• **Work instruction**
Copy each line of the listing below where the word "menu" turns up.

(Beginning of Listed records)

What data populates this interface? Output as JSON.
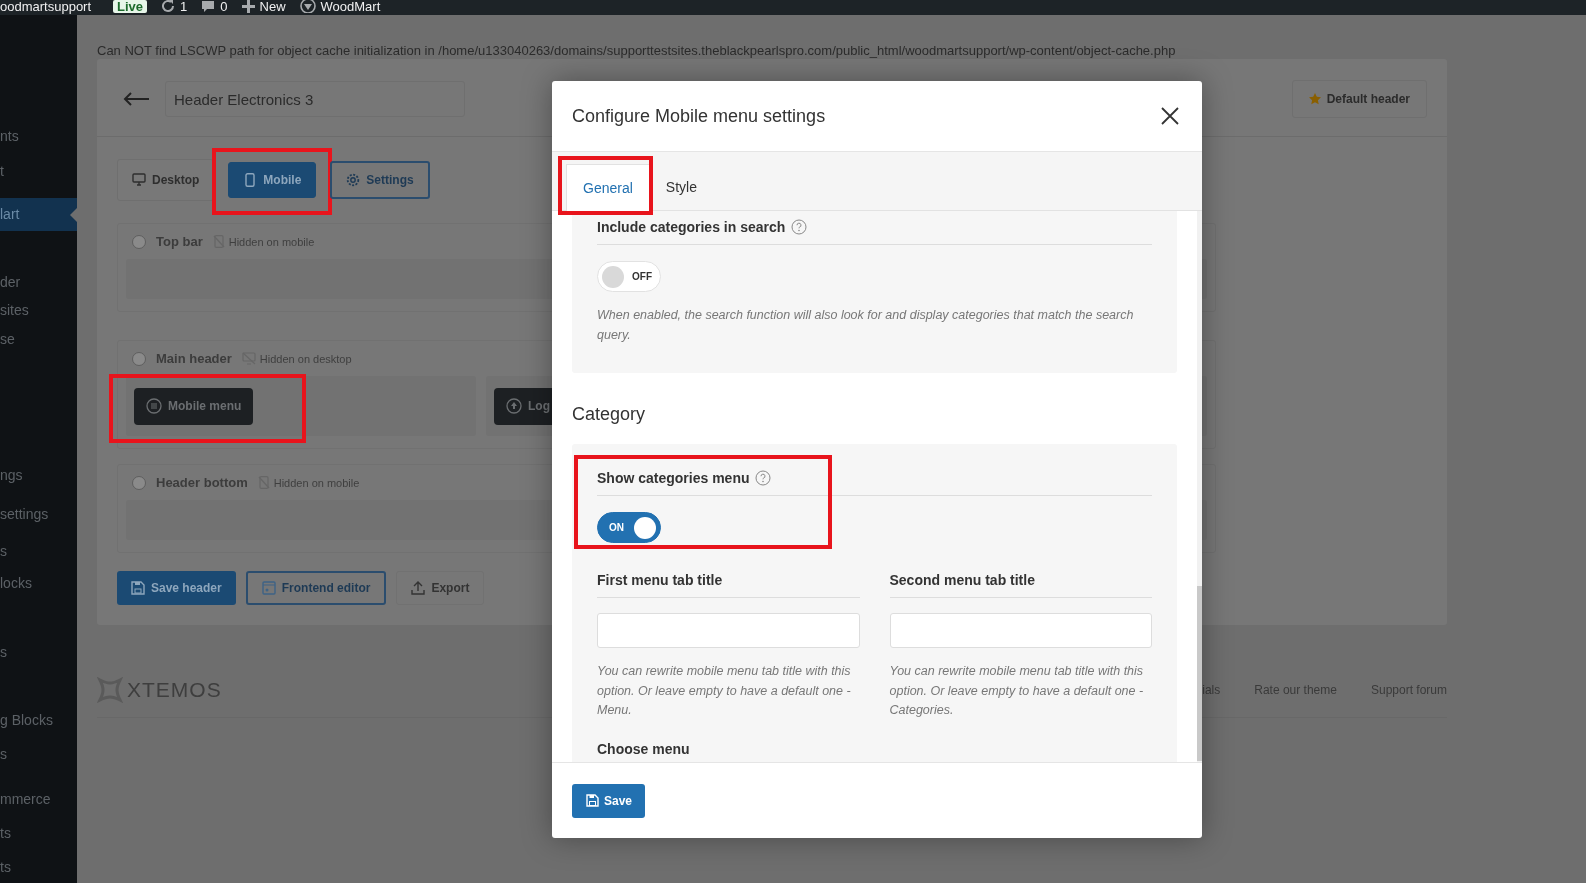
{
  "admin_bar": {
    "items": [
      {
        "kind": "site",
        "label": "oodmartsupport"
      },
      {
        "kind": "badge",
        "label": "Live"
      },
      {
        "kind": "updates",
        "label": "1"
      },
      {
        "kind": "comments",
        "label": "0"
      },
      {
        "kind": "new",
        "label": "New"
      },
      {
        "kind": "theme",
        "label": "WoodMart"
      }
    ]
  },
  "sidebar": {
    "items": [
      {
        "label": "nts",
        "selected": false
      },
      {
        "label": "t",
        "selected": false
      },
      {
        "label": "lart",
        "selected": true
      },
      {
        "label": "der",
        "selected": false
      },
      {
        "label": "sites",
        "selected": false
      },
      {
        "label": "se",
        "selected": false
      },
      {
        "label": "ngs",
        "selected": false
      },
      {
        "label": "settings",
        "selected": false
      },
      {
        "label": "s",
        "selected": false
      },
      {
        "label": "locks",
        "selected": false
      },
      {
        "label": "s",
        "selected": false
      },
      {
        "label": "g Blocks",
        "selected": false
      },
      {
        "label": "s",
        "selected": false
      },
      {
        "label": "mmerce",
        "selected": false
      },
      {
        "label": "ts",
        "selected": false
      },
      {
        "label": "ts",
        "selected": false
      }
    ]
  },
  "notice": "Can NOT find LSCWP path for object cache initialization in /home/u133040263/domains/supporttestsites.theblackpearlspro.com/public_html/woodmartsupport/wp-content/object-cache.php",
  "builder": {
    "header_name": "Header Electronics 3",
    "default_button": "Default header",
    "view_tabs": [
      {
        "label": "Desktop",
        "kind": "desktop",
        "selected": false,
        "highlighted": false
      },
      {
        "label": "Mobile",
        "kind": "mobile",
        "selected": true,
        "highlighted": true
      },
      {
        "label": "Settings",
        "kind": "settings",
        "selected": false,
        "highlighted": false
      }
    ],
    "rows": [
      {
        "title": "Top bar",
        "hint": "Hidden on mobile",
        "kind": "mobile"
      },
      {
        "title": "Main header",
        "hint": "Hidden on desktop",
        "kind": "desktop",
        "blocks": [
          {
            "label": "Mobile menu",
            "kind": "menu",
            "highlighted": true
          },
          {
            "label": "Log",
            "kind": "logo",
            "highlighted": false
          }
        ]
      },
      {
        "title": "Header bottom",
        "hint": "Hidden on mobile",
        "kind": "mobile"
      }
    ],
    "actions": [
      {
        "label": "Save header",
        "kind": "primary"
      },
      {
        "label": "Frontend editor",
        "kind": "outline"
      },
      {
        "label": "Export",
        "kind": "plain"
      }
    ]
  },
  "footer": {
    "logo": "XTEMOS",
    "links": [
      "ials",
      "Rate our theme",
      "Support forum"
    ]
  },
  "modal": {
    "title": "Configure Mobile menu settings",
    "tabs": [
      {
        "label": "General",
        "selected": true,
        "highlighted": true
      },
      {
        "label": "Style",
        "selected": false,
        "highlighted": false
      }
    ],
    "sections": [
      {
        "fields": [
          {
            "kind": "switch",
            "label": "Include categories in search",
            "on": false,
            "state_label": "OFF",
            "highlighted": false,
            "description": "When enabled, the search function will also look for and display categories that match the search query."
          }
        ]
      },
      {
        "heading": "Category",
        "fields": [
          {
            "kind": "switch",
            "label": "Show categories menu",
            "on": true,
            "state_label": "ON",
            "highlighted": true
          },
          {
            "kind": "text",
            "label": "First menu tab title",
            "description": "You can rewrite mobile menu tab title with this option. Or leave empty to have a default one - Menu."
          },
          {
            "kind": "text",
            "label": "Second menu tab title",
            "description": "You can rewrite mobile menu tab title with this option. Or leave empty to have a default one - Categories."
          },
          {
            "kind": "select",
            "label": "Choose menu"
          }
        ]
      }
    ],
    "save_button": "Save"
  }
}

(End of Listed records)
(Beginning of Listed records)

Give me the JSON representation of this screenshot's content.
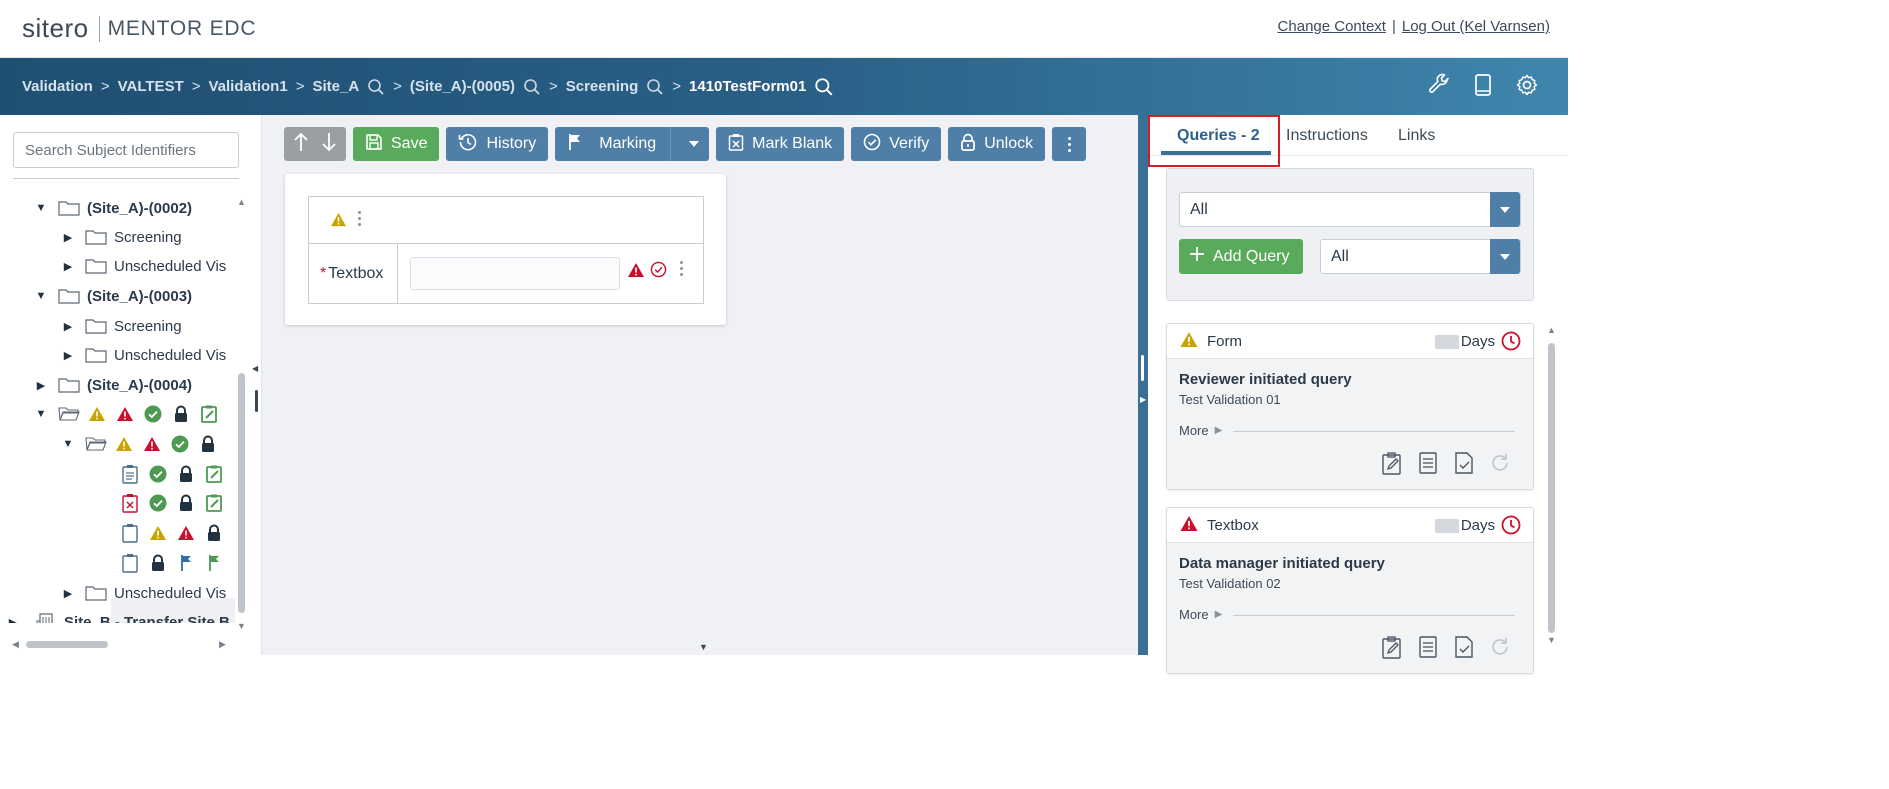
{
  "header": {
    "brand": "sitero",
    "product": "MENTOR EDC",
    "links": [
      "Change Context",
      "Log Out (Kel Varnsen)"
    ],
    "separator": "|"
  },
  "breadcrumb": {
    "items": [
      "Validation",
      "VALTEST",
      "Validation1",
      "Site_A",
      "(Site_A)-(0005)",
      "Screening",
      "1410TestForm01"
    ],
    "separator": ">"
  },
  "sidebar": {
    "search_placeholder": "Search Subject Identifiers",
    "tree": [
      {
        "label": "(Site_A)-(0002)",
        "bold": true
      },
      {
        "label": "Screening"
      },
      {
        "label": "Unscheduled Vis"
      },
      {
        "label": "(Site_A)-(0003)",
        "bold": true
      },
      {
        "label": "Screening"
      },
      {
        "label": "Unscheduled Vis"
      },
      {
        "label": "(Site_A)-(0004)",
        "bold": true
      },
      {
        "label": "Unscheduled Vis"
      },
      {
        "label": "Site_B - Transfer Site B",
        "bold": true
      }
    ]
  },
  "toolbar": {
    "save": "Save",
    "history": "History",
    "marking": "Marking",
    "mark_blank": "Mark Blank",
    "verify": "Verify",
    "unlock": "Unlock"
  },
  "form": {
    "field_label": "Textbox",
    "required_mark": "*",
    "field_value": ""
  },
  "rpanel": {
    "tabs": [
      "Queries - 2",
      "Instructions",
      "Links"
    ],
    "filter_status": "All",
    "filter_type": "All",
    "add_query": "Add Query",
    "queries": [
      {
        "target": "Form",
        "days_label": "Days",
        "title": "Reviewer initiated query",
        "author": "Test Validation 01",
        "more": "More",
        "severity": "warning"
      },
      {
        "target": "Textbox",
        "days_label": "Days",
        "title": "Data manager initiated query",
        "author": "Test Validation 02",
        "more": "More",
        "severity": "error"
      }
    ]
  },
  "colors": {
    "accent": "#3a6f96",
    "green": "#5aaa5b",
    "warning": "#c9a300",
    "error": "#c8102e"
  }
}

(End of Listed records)

• **Problem solution**
            "label": "Mobile menu",
            "kind": "menu",
    "title": "Configure Mobile menu settings",
            "label": "Show categories menu",
            "label": "First menu tab title",
            "description": "You can rewrite mobile menu tab title with this option. Or leave empty to have a default one - Menu."
            "label": "Second menu tab title",
            "description": "You can rewrite mobile menu tab title with this option. Or leave empty to have a default one - Categories."
            "label": "Choose menu"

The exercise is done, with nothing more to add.